NOTE: The first page of text has been automatically extracted and included below in lieu of an abstract

Good Teaching: As Identified by Your Peers

Abstract:

The literature on teaching is replete with definitions and examples of good teaching. They include the traits and characteristics of the best instructor/teacher/professor. They have examples of methods and results of surveys that quantify teaching: bad or good. In recent years, the literature included the impact of teaching on the student learner; thus, coming full circle, from teacher to learner. The literature provides good information, but it is the analysis of the current classroom experience of one’s peers that provides reliable information on the teaching of today’s students.

Since 1998, over 1000 faculty have pondered over 5 questions concerning good teaching. They have pair-shared the results and those results accumulated. Collectively they defined good teaching; the methods, the results and measures and the need for good teaching to ensure that classes and courses are successful. They even discussed the definition and meaning of successful. They have assigned adjectives and phrases as exemplars for the best practices of instructors/teachers/professors.

This paper will discuss the results of the discussions on good teaching. It will tie the results of faculty discussions with the literature and the voice of students who have discussed good teaching with Educational Psychologists. It will show that the fundamentals of good teaching are simple and attainable by every faculty member and it will frame a few of the most important traits and characteristics that the best instructors/teachers/professors possess. The Literature:

Skilling [1] begins his book: Do you teach? Views on college teaching, with the “Eleven Commandment for Teachers.” He states that, “The good teacher likes his students and enjoys helping them, understanding their thoughts and feelings. You [the good teacher] should:

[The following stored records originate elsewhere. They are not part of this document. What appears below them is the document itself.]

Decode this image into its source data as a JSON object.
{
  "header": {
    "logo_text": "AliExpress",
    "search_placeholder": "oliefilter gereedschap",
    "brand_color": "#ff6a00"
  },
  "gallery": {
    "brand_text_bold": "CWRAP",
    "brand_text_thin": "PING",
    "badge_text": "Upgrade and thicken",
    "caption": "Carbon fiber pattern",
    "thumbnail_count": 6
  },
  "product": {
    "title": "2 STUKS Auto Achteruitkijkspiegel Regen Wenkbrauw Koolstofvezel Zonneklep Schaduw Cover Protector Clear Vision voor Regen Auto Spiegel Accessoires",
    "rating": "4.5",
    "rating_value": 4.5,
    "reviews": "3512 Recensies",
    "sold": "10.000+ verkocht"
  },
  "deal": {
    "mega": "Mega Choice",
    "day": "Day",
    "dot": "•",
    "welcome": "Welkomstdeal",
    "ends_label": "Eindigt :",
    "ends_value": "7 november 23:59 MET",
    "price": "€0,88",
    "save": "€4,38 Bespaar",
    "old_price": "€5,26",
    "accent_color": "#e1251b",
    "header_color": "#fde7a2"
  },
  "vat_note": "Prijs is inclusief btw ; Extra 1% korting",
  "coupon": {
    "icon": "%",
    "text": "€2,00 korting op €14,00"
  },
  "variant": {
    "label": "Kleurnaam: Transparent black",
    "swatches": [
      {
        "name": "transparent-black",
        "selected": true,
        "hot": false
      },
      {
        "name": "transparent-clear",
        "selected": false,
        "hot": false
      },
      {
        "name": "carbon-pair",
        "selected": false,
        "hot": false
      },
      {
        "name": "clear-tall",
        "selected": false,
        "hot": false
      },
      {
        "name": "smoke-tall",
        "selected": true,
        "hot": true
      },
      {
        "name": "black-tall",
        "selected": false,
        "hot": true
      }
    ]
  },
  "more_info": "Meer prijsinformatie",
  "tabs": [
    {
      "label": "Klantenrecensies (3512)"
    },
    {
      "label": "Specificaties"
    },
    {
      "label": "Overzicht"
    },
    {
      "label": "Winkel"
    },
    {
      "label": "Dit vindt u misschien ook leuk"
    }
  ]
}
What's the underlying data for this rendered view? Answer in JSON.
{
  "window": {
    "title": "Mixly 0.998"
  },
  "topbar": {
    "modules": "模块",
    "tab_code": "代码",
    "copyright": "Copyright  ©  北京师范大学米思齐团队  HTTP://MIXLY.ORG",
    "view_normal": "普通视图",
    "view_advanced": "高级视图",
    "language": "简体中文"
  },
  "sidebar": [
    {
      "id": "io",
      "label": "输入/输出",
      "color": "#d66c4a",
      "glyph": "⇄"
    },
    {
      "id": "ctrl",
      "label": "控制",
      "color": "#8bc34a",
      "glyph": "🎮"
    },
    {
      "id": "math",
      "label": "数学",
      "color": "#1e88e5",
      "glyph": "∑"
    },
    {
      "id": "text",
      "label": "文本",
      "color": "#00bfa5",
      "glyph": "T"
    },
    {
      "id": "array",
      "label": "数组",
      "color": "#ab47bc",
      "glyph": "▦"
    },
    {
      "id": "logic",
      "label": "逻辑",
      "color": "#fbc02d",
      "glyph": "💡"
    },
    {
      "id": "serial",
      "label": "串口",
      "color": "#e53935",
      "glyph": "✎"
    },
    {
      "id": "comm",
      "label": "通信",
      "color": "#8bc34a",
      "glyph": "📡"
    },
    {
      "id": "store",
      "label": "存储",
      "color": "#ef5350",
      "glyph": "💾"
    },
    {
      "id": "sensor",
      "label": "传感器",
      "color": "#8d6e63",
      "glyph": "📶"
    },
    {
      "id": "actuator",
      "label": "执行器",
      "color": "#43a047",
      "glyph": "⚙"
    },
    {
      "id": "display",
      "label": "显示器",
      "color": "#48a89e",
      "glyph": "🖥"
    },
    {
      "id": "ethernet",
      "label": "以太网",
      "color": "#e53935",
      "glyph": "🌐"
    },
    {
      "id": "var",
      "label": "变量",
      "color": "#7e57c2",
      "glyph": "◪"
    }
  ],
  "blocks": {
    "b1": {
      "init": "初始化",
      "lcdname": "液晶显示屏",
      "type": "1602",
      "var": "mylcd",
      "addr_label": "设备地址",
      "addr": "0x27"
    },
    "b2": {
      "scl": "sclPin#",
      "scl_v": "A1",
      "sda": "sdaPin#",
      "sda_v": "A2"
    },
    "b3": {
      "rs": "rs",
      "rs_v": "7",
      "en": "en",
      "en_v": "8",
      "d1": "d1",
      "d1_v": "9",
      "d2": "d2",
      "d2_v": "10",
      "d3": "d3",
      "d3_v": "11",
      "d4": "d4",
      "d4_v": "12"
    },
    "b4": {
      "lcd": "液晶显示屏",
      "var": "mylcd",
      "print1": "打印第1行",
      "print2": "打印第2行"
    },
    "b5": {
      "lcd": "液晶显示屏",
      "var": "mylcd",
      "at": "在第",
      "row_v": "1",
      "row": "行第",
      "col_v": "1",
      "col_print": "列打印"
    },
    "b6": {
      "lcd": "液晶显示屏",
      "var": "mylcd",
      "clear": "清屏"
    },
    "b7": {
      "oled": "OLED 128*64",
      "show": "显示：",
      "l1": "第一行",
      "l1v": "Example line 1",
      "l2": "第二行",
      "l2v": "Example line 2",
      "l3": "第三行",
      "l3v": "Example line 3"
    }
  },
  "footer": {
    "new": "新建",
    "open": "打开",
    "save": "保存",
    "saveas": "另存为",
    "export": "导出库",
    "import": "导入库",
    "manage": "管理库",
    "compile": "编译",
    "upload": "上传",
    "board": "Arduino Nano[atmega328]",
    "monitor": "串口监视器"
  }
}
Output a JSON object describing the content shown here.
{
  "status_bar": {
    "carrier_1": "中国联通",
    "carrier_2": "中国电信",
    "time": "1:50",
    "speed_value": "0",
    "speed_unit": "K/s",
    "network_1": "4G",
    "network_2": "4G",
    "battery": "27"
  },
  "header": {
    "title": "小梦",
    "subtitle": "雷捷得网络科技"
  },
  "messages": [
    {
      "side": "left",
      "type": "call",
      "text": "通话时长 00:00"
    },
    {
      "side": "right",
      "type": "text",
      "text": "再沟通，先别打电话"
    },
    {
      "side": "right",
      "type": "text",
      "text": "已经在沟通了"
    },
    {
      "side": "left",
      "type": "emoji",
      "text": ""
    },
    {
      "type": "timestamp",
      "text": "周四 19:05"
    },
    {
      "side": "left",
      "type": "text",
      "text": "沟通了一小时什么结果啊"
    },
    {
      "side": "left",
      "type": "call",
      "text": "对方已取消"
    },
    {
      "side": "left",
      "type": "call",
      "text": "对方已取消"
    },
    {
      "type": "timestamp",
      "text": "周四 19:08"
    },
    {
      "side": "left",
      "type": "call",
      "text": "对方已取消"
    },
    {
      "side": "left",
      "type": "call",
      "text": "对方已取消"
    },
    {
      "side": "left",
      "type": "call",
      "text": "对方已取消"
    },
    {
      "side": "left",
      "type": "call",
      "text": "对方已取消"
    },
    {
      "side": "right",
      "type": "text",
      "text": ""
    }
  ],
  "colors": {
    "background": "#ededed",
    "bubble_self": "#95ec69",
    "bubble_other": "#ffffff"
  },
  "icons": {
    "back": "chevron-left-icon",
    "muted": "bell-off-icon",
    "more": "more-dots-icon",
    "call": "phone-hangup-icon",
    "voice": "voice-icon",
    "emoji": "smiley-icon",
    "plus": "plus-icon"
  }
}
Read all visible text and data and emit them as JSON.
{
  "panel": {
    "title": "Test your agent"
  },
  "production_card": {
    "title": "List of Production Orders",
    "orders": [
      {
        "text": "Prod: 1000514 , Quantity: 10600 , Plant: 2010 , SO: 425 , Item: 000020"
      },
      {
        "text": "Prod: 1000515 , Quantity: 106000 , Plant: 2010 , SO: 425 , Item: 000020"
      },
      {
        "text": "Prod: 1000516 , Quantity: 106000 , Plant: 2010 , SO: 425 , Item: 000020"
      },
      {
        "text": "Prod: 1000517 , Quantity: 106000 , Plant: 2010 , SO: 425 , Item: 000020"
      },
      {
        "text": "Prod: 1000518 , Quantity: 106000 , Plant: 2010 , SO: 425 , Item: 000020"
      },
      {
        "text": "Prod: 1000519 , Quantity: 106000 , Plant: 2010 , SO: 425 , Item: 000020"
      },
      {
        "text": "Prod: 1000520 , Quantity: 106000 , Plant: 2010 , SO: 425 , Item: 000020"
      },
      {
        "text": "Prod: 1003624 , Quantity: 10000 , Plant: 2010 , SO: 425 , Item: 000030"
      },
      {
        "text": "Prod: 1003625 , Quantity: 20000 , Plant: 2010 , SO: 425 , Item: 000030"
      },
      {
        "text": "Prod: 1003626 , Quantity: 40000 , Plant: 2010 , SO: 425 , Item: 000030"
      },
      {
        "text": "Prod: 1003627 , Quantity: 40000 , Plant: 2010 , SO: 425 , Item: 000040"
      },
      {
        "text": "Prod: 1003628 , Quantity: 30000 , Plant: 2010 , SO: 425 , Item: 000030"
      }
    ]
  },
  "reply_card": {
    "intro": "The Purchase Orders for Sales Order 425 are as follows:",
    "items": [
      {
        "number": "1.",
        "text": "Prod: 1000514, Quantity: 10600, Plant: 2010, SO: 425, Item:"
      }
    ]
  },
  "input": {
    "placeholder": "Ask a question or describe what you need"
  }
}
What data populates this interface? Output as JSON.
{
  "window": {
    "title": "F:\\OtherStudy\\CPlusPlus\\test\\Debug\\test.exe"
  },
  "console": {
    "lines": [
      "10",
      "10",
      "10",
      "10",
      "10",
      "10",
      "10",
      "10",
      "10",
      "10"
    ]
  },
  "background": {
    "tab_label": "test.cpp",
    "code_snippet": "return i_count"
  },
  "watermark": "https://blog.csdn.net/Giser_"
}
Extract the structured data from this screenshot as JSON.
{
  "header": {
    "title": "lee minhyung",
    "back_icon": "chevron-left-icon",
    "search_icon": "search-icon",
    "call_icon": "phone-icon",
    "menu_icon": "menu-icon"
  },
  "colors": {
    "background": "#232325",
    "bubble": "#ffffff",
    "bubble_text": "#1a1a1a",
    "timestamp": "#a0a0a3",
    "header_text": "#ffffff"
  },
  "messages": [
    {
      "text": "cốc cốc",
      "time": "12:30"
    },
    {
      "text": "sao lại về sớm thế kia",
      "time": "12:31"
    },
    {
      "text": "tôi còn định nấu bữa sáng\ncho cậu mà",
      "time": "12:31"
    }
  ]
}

1. Remember the students whom you teach, for they alone are a measure of your success. 2. Forget yourself, for your own excellence is good only as it helps your students. 3. Consider the purpose of your teaching, and show the student a goal as far ahead as you both can see. 4. Accept him as he is and improve him as you can; the student is guided by intellect but driven by emotion – to complain is futile, and to ignore his motivation is to fail. 5. Show him the real world of fact for interest and the ideal world of theory for understanding, each illuminating the other. 6. Relate new thoughts to what the student knows, for this is how he learns; lead him from the known to the unknown. 7. Repeat and repeat, yet never the same; let each idea be seen three times in different lights. 8. Let the student work, for work is remembered long after words are forgotten. Hearing is weak, seeing is better, doing is best. 9. Let the student seek; lead him to discoveries of his own, and these will be his choicest jewels of knowledge. 10. Provide light and air and quiet, for all work is lost if attention fails. 11. Know thoroughly the subject that you teach, and where it leads; present it with interest and enthusiasm.”

This advice, written in 1969, reveals a time when Professor Skilling’s students were predominantly males and expectations and results were undoubtedly different from those of

Samples, J. (2006, June), Good Teaching: As Identified By Your Peers Paper presented at 2006 Annual Conference & Exposition, Chicago, Illinois. 10.18260/1-2--796

ASEE holds the copyright on this document. It may be read by the public free of charge. Authors may archive their work on personal websites or in institutional repositories with the following citation: © 2006 American Society for Engineering Education. Other scholars may excerpt or quote from these materials with the same citation. When excerpting or quoting from Conference Proceedings, authors should, in addition to noting the ASEE copyright, list all the original authors and their institutions and name the host city of the conference. - Last updated April 1, 2015